A number of studies have shown that incorporating demographic data into population models has the potential to improve population projections, an approach that has been widely used in conservation and ecological risk assessment (Forbes & Calow, 2002; Stark & Banks, 2003; Stark, Vargas & Banks, 2007; Forbes, Calow & Sibly, 2008; Hommen et al., 2010; Forbes et al., 2011; Mills et al., in press). However, demographic data are expensive to develop, and it is not clear how much data is needed to generate sufficiently accurate population endpoints. Past studies have empirically demonstrated that partial life tables may yield accurate population projections (Van Straalen, Schobben & De Goede, 1989; Oli & Zinner, 2001), but none to our knowledge have attempted to quantify the cutoff point beyond which adding more life history data does not improve accuracy. To this end, in this study we sought to determine the minimum amount of time a life table needs to be developed to get a measurement of species demographic parameters that is not statistically different from data developed over the entire life span of an organism. Our results suggest that if we were only interested in population growth rate (λ), commonly used in population studies, then partial life tables can be used without sacrificing accuracy. However, the cutoff times varied among the species we evaluated, with four weeks of data collection (instead of nine weeks) sufficient for C. dubia and D. pulex, but seven weeks (instead of ten weeks) necessary for D. magna. Notably, these cutoff times differed not only in real time, but also in terms of the proportion of the life span of each species. That is, accurate estimates of λ were generated from data collected for 70–80% of the lifespan of D. magna, whereas it took only 44% of the lifespan of C. dubia and D. pulix to generate accurate estimates for λ. Furthermore, there were no clear patterns discernible in differences among the other demographic parameters measured for the three species. For instance, accurate estimates of the death rate (d) were generated earlier than accurate estimates of λ. Taken together, the variable responses among parameters and among species suggests that simple predictions relating longevity or life history ecology patterns to the amount of data we need to accurately characterize population projections may not be forthcoming.

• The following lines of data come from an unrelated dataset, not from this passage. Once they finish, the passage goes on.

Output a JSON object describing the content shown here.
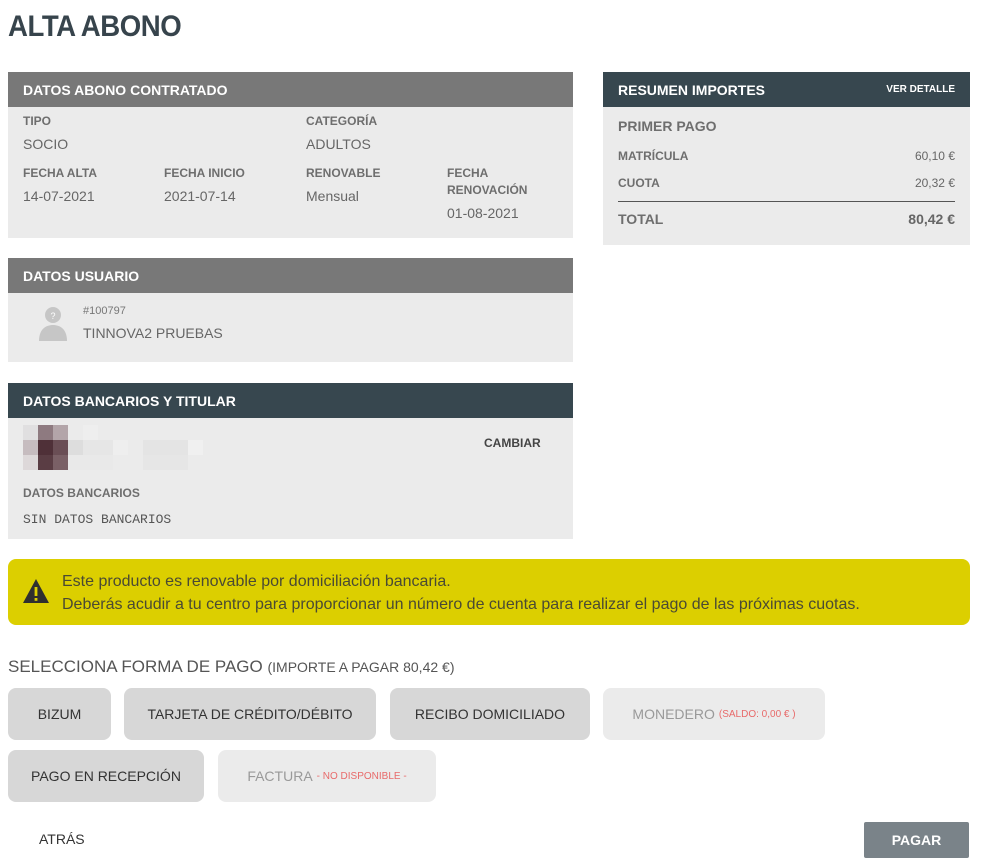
{
  "page": {
    "title": "ALTA ABONO"
  },
  "abono": {
    "header": "DATOS ABONO CONTRATADO",
    "tipo_label": "TIPO",
    "tipo_value": "SOCIO",
    "categoria_label": "CATEGORÍA",
    "categoria_value": "ADULTOS",
    "fecha_alta_label": "FECHA ALTA",
    "fecha_alta_value": "14-07-2021",
    "fecha_inicio_label": "FECHA INICIO",
    "fecha_inicio_value": "2021-07-14",
    "renovable_label": "RENOVABLE",
    "renovable_value": "Mensual",
    "fecha_renov_label_1": "FECHA",
    "fecha_renov_label_2": "RENOVACIÓN",
    "fecha_renov_value": "01-08-2021"
  },
  "usuario": {
    "header": "DATOS USUARIO",
    "id": "#100797",
    "name": "TINNOVA2 PRUEBAS",
    "avatar_icon": "user-avatar-icon"
  },
  "bank": {
    "header": "DATOS BANCARIOS Y TITULAR",
    "change_label": "CAMBIAR",
    "data_label": "DATOS BANCARIOS",
    "data_value": "SIN DATOS BANCARIOS"
  },
  "resumen": {
    "header": "RESUMEN IMPORTES",
    "detail_link": "VER DETALLE",
    "primer_pago": "PRIMER PAGO",
    "rows": [
      {
        "label": "MATRÍCULA",
        "amount": "60,10 €"
      },
      {
        "label": "CUOTA",
        "amount": "20,32 €"
      }
    ],
    "total_label": "TOTAL",
    "total_amount": "80,42 €"
  },
  "warning": {
    "icon": "warning-icon",
    "line1": "Este producto es renovable por domiciliación bancaria.",
    "line2": "Deberás acudir a tu centro para proporcionar un número de cuenta para realizar el pago de las próximas cuotas."
  },
  "payment": {
    "title": "SELECCIONA FORMA DE PAGO",
    "subtitle": "(IMPORTE A PAGAR 80,42 €)",
    "bizum": "BIZUM",
    "tarjeta": "TARJETA DE CRÉDITO/DÉBITO",
    "recibo": "RECIBO DOMICILIADO",
    "monedero": "MONEDERO",
    "monedero_note": "(SALDO: 0,00 € )",
    "recepcion": "PAGO EN RECEPCIÓN",
    "factura": "FACTURA",
    "factura_note": "- NO DISPONIBLE -"
  },
  "footer": {
    "back": "ATRÁS",
    "pay": "PAGAR"
  },
  "colors": {
    "dark_header": "#37474f",
    "grey_header": "#787878",
    "warning_bg": "#dccf00",
    "pay_button": "#7a8389"
  }
}
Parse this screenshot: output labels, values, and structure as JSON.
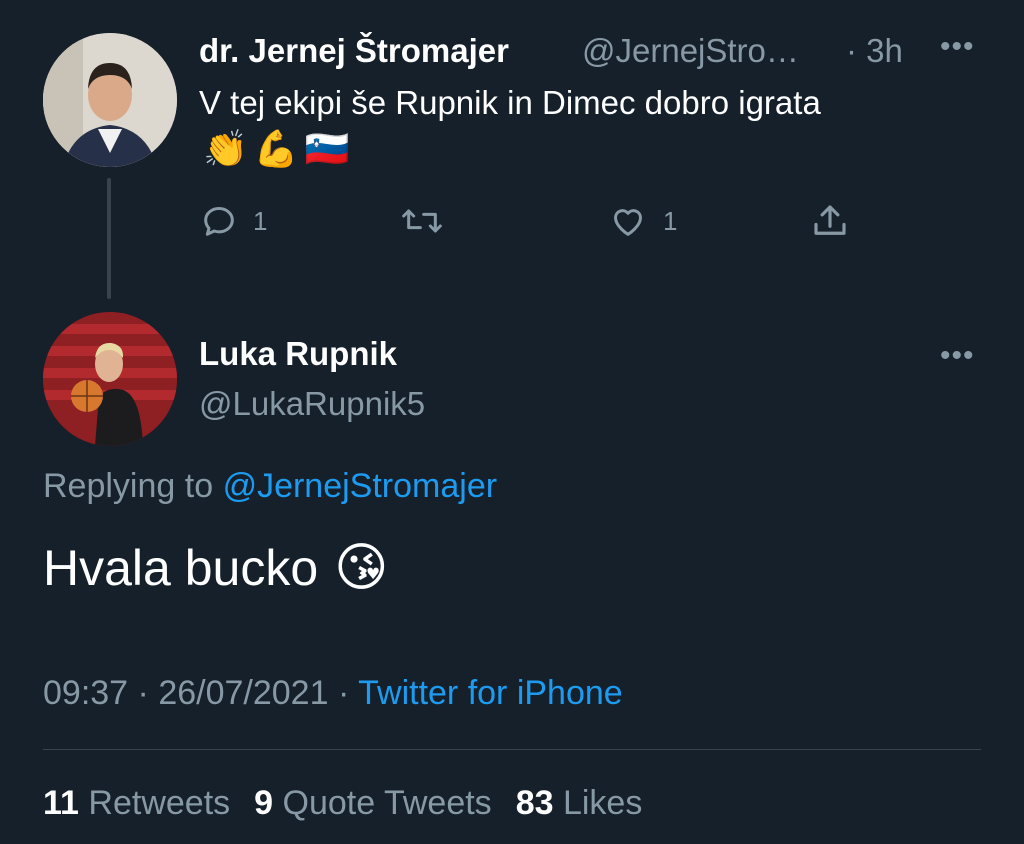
{
  "parent_tweet": {
    "author_name": "dr. Jernej Štromajer",
    "author_handle": "@JernejStro…",
    "age": "· 3h",
    "text": "V tej ekipi še Rupnik in Dimec dobro igrata",
    "emojis": [
      "👏",
      "💪",
      "🇸🇮"
    ],
    "reply_count": "1",
    "like_count": "1"
  },
  "reply_tweet": {
    "author_name": "Luka Rupnik",
    "author_handle": "@LukaRupnik5",
    "replying_to_prefix": "Replying to",
    "replying_to_handle": "@JernejStromajer",
    "text": "Hvala bucko",
    "emoji": "😘",
    "time": "09:37",
    "date": "26/07/2021",
    "separator": "·",
    "client": "Twitter for iPhone"
  },
  "stats": {
    "retweets_count": "11",
    "retweets_label": "Retweets",
    "quotes_count": "9",
    "quotes_label": "Quote Tweets",
    "likes_count": "83",
    "likes_label": "Likes"
  },
  "colors": {
    "background": "#15202b",
    "text": "#ffffff",
    "muted": "#8899a6",
    "link": "#1d9bf0",
    "divider": "#38444d"
  },
  "icons": [
    "reply-icon",
    "retweet-icon",
    "like-icon",
    "share-icon",
    "more-icon"
  ]
}
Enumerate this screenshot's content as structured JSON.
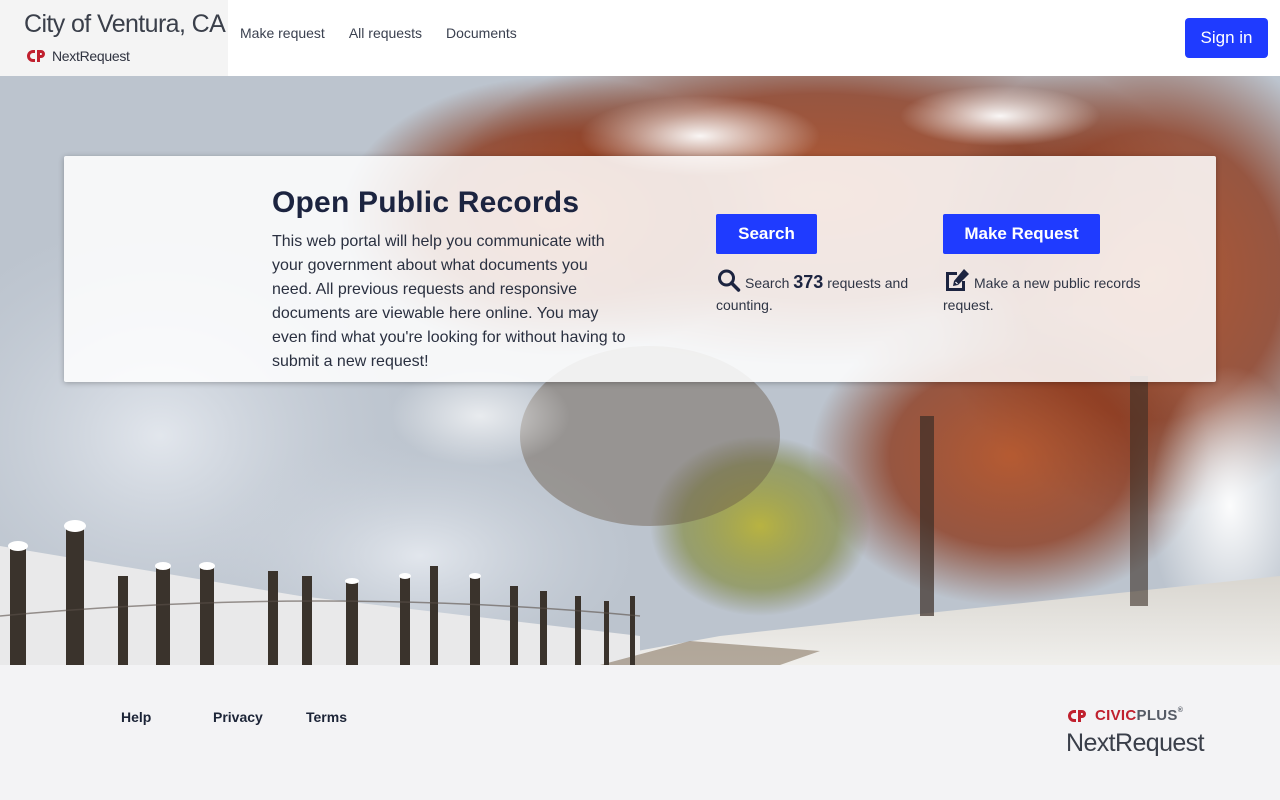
{
  "header": {
    "city_title": "City of Ventura, CA",
    "product_name": "NextRequest",
    "nav": [
      {
        "label": "Make request"
      },
      {
        "label": "All requests"
      },
      {
        "label": "Documents"
      }
    ],
    "sign_in_label": "Sign in"
  },
  "hero": {
    "title": "Open Public Records",
    "description": "This web portal will help you communicate with your government about what documents you need. All previous requests and responsive documents are viewable here online. You may even find what you're looking for without having to submit a new request!",
    "search": {
      "button_label": "Search",
      "desc_prefix": "Search",
      "count": "373",
      "desc_suffix": "requests and counting.",
      "icon": "search-icon"
    },
    "request": {
      "button_label": "Make Request",
      "desc": "Make a new public records request.",
      "icon": "edit-icon"
    }
  },
  "footer": {
    "links": [
      {
        "label": "Help"
      },
      {
        "label": "Privacy"
      },
      {
        "label": "Terms"
      }
    ],
    "civic_brand": "CIVIC",
    "civic_brand_plus": "PLUS",
    "trademark": "®",
    "product_name": "NextRequest"
  },
  "colors": {
    "primary": "#1f3bff",
    "brand_red": "#c0202e",
    "text_dark": "#1c2440"
  }
}
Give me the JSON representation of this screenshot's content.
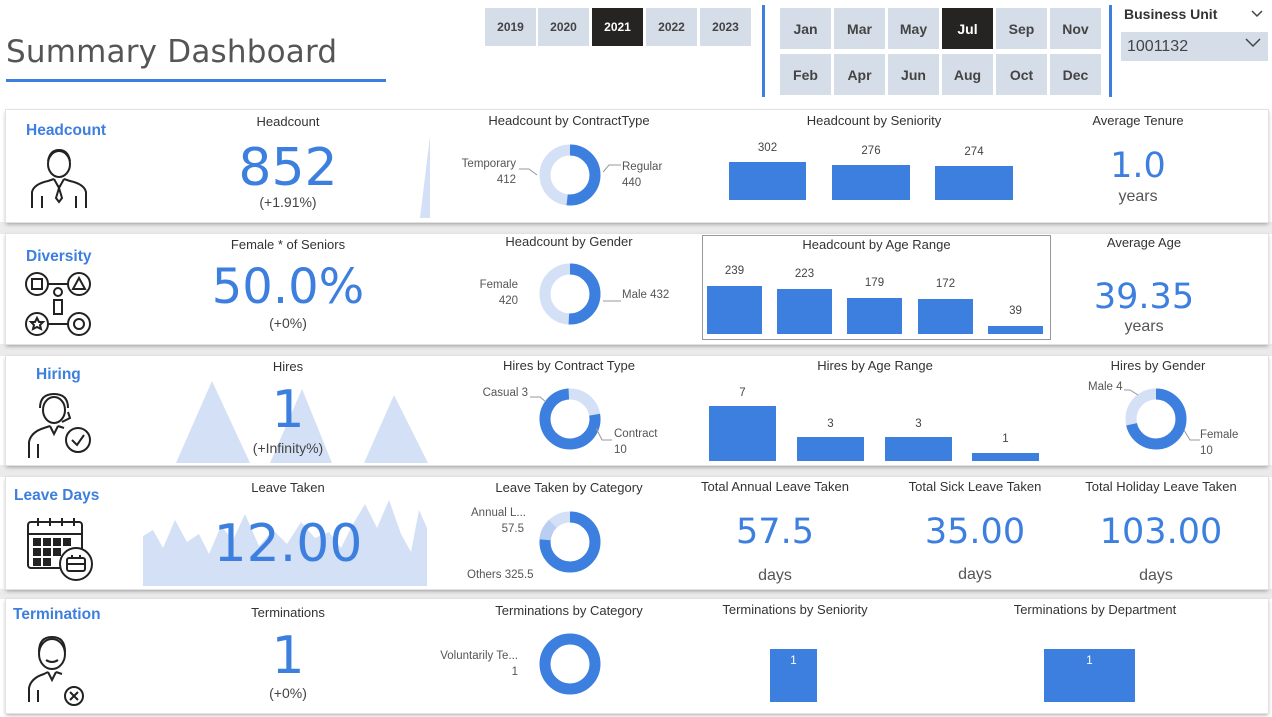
{
  "header": {
    "title": "Summary Dashboard",
    "years": [
      "2019",
      "2020",
      "2021",
      "2022",
      "2023"
    ],
    "selected_year": "2021",
    "months_top": [
      "Jan",
      "Mar",
      "May",
      "Jul",
      "Sep",
      "Nov"
    ],
    "months_bottom": [
      "Feb",
      "Apr",
      "Jun",
      "Aug",
      "Oct",
      "Dec"
    ],
    "selected_month": "Jul",
    "business_unit_label": "Business Unit",
    "business_unit_value": "1001132"
  },
  "headcount": {
    "section": "Headcount",
    "kpi_label": "Headcount",
    "kpi_value": "852",
    "kpi_change": "(+1.91%)",
    "contract_title": "Headcount by ContractType",
    "contract_left_name": "Temporary",
    "contract_left_val": "412",
    "contract_right_name": "Regular",
    "contract_right_val": "440",
    "seniority_title": "Headcount by Seniority",
    "seniority_values": [
      "302",
      "276",
      "274"
    ],
    "tenure_label": "Average Tenure",
    "tenure_value": "1.0",
    "tenure_unit": "years"
  },
  "diversity": {
    "section": "Diversity",
    "kpi_label": "Female * of Seniors",
    "kpi_value": "50.0%",
    "kpi_change": "(+0%)",
    "gender_title": "Headcount by Gender",
    "gender_left_name": "Female",
    "gender_left_val": "420",
    "gender_right": "Male 432",
    "age_title": "Headcount by Age Range",
    "age_values": [
      "239",
      "223",
      "179",
      "172",
      "39"
    ],
    "avg_age_label": "Average Age",
    "avg_age_value": "39.35",
    "avg_age_unit": "years"
  },
  "hiring": {
    "section": "Hiring",
    "kpi_label": "Hires",
    "kpi_value": "1",
    "kpi_change": "(+Infinity%)",
    "contract_title": "Hires by Contract Type",
    "contract_left": "Casual 3",
    "contract_right_name": "Contract",
    "contract_right_val": "10",
    "age_title": "Hires by Age Range",
    "age_values": [
      "7",
      "3",
      "3",
      "1"
    ],
    "gender_title": "Hires by Gender",
    "gender_left": "Male 4",
    "gender_right_name": "Female",
    "gender_right_val": "10"
  },
  "leave": {
    "section": "Leave Days",
    "kpi_label": "Leave Taken",
    "kpi_value": "12.00",
    "category_title": "Leave Taken by Category",
    "category_left_name": "Annual L...",
    "category_left_val": "57.5",
    "category_bottom": "Others 325.5",
    "annual_label": "Total Annual Leave Taken",
    "annual_value": "57.5",
    "annual_unit": "days",
    "sick_label": "Total Sick Leave Taken",
    "sick_value": "35.00",
    "sick_unit": "days",
    "holiday_label": "Total Holiday Leave Taken",
    "holiday_value": "103.00",
    "holiday_unit": "days"
  },
  "termination": {
    "section": "Termination",
    "kpi_label": "Terminations",
    "kpi_value": "1",
    "kpi_change": "(+0%)",
    "category_title": "Terminations by Category",
    "category_left_name": "Voluntarily Te...",
    "category_left_val": "1",
    "seniority_title": "Terminations by Seniority",
    "seniority_value": "1",
    "department_title": "Terminations by Department",
    "department_value": "1"
  },
  "colors": {
    "accent": "#3d7fdf",
    "light": "#d3e0f5",
    "selected": "#252423",
    "slicer": "#d5dde8"
  }
}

We compared the values of λ in the current study, as this parameter is mostly commonly used as a population endpoint in disciplines such as conservation science and ecotoxicology. However, it is important to note that an underlying assumption of the calculation of λ in life tables is that the population undergoes continuous exponential growth. This assumption may yield misleading population predictions in cases of density-dependence or time-varying per capita reproduction (e.g., Banks et al., 2008). More attention might be profitably paid to such contingencies; here the use of more sophisticated mathematical models may elucidate differences in life history that are driving differences in population outcomes.